**EXERCISE AIM**
Gather all lines in the entries that include the word "date".

──────── RECORD EXTRACTS

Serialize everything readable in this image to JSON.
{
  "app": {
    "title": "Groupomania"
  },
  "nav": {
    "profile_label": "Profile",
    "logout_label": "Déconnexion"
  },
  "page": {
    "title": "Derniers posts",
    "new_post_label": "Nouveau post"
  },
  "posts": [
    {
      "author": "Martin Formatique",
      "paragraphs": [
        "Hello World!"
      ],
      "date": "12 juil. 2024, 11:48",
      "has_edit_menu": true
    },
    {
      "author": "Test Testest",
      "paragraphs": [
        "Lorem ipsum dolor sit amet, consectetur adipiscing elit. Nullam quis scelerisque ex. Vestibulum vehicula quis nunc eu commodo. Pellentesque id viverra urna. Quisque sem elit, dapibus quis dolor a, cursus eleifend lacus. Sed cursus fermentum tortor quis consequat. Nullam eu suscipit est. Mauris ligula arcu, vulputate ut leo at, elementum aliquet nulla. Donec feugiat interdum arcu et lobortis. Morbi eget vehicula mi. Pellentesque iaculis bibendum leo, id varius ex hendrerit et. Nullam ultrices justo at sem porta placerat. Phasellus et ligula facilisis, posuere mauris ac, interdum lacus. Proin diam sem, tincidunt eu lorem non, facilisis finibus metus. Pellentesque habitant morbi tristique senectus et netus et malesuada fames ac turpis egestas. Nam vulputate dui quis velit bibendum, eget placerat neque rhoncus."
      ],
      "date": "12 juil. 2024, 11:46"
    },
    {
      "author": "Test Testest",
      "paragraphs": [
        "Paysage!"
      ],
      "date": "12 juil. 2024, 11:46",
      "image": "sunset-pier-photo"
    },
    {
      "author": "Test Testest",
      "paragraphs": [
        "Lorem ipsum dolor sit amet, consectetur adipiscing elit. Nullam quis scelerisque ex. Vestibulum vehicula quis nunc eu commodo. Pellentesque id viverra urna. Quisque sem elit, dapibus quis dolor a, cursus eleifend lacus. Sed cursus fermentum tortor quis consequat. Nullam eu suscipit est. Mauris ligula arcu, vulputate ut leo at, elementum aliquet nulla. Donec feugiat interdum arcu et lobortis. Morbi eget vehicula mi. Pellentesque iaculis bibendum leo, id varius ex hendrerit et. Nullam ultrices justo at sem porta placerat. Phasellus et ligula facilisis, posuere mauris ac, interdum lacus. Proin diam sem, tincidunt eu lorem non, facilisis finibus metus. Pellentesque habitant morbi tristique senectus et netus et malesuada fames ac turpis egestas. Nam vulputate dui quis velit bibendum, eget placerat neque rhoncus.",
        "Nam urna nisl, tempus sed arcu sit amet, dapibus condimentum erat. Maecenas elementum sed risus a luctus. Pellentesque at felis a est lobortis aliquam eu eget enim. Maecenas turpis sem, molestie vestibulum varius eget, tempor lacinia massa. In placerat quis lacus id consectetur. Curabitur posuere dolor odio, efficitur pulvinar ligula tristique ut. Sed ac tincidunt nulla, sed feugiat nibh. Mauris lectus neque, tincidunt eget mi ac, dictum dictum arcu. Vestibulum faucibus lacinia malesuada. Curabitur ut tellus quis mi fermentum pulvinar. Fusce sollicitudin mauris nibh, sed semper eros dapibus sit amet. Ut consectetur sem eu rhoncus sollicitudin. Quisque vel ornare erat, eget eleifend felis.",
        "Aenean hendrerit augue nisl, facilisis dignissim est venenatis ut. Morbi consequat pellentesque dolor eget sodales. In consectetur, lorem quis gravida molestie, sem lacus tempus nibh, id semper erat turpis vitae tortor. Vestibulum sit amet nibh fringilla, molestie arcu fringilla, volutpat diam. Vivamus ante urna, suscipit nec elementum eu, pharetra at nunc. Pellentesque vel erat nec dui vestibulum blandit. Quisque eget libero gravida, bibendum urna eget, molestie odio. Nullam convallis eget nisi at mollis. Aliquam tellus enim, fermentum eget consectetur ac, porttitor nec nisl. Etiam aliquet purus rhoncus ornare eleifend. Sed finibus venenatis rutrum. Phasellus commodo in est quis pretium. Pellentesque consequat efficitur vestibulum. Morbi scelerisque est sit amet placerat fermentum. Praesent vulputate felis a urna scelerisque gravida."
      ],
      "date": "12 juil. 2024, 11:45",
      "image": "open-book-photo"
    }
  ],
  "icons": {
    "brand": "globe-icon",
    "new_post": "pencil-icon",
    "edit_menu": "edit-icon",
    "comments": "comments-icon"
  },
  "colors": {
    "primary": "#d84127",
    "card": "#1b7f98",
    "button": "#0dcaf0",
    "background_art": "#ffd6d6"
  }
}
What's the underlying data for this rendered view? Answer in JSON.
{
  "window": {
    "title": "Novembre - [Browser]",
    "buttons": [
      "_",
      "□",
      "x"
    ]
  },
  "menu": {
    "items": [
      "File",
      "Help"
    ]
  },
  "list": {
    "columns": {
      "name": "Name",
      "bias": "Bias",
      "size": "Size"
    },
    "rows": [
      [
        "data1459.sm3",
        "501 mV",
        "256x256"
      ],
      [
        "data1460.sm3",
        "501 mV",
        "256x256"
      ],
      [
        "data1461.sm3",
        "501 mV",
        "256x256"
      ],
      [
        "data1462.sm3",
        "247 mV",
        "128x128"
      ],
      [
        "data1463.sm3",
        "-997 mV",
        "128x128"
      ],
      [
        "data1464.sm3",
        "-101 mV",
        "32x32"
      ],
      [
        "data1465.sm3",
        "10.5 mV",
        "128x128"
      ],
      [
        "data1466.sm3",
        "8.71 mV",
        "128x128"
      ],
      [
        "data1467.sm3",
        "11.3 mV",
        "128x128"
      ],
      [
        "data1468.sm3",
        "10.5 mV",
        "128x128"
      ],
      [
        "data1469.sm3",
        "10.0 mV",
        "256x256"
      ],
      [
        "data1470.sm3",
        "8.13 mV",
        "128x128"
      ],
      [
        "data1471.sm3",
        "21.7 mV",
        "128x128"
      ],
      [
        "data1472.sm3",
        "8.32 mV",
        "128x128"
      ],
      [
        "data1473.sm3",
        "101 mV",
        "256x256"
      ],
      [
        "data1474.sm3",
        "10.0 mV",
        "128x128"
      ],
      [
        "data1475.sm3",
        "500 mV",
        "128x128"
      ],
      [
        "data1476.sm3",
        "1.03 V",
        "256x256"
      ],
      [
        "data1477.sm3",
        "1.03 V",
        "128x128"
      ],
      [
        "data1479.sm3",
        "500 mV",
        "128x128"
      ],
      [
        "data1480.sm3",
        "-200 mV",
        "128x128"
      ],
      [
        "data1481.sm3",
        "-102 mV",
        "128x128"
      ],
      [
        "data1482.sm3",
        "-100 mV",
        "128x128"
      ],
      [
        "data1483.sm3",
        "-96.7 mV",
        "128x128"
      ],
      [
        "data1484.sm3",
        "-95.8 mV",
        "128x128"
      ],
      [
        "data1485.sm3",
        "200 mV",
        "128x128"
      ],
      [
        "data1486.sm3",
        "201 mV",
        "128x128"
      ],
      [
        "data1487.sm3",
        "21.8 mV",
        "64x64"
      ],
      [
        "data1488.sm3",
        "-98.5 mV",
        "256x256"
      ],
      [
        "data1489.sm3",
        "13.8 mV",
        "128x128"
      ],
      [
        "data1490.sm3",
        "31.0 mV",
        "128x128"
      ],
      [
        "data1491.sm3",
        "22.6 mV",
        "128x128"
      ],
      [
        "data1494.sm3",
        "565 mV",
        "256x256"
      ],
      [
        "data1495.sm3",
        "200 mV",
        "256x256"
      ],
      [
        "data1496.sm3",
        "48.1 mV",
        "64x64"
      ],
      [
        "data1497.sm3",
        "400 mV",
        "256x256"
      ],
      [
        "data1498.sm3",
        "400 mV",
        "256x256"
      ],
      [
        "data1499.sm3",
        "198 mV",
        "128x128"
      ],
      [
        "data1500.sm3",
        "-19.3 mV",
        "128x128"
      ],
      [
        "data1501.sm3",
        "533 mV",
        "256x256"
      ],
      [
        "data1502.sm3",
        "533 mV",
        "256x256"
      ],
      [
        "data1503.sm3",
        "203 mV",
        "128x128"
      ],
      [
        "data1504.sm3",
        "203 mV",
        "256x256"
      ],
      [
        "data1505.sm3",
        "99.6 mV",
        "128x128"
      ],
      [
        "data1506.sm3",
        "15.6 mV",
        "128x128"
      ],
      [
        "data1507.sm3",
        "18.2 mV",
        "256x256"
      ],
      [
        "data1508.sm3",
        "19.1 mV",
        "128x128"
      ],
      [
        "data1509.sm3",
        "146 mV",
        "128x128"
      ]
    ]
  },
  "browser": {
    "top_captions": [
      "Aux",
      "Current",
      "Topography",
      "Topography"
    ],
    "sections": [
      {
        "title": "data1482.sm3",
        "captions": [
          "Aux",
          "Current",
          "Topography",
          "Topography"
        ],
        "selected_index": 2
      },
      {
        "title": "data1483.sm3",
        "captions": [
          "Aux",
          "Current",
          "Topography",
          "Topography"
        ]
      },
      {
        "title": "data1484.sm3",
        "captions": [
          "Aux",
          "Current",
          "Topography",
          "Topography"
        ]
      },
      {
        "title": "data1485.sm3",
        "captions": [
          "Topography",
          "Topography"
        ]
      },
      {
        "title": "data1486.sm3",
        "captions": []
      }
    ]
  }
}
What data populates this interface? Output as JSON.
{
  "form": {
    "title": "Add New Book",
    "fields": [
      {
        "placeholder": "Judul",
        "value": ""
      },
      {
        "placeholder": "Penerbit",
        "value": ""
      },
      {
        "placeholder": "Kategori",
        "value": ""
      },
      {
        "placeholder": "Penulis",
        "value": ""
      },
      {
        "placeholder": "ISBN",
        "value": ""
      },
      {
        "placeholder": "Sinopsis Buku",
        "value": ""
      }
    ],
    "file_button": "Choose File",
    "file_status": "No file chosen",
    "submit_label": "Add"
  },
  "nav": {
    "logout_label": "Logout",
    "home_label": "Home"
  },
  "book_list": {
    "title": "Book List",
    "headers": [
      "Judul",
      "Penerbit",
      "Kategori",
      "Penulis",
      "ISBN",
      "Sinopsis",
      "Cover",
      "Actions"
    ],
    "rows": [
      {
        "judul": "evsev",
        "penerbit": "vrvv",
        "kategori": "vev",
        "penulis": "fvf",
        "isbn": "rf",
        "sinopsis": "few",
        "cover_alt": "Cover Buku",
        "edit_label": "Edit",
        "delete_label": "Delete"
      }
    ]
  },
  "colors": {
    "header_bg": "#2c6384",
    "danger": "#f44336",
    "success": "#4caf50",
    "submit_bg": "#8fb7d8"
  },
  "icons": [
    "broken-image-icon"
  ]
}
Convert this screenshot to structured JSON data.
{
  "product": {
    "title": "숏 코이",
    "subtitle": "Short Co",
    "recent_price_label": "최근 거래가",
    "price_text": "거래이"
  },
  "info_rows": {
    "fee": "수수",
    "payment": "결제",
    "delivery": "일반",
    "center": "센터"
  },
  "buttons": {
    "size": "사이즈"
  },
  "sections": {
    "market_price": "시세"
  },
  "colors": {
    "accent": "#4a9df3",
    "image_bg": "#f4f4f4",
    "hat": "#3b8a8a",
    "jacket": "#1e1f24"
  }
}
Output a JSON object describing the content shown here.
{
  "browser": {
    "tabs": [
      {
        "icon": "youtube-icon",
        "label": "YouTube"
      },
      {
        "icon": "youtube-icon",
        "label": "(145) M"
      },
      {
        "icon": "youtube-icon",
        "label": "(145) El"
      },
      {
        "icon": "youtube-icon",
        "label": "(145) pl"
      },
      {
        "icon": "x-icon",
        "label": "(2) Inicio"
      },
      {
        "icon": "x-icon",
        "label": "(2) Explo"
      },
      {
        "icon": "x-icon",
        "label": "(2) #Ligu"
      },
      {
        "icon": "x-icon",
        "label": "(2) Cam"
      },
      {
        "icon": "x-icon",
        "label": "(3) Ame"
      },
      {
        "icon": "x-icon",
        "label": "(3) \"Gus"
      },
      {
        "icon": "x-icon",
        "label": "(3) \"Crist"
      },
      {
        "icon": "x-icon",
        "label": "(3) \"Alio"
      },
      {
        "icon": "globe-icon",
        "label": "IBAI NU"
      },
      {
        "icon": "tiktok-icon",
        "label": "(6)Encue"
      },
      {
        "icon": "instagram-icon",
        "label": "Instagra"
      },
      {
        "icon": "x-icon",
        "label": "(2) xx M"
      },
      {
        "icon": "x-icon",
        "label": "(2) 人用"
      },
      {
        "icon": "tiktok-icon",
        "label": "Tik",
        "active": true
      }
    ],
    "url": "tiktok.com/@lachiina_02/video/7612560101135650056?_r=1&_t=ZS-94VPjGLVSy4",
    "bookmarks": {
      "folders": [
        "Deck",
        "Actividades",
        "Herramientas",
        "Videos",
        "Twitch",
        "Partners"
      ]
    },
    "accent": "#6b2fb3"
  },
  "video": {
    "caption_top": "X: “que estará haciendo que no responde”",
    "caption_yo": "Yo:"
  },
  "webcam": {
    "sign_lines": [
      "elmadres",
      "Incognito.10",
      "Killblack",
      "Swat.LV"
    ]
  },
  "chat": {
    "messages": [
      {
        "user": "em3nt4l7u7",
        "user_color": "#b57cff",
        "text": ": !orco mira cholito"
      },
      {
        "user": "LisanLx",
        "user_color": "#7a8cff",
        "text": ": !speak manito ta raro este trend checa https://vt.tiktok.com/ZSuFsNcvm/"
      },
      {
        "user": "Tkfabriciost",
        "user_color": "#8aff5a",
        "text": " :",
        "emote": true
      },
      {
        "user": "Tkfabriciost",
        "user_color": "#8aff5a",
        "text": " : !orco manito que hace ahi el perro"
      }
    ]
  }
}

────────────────

**ANSWER FOR THIS EXERCISE**
      "date": "12 juil. 2024, 11:48",
      "date": "12 juil. 2024, 11:46"
      "date": "12 juil. 2024, 11:46",
      "date": "12 juil. 2024, 11:45",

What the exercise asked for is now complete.